Start of Data records

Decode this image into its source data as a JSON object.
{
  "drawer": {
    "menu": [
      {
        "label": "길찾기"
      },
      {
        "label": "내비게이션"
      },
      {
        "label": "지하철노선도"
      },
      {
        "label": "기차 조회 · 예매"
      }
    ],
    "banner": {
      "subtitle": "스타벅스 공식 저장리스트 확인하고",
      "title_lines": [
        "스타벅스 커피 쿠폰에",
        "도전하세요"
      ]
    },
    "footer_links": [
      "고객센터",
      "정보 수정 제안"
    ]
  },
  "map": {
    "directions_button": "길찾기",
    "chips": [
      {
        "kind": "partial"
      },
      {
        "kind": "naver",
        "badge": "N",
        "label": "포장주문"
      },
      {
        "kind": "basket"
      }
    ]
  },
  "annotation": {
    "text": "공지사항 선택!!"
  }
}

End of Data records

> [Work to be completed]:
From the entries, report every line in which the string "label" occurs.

> [Exercise response]:
        "label": "길찾기"
        "label": "내비게이션"
        "label": "지하철노선도"
        "label": "기차 조회 · 예매"
        "label": "포장주문"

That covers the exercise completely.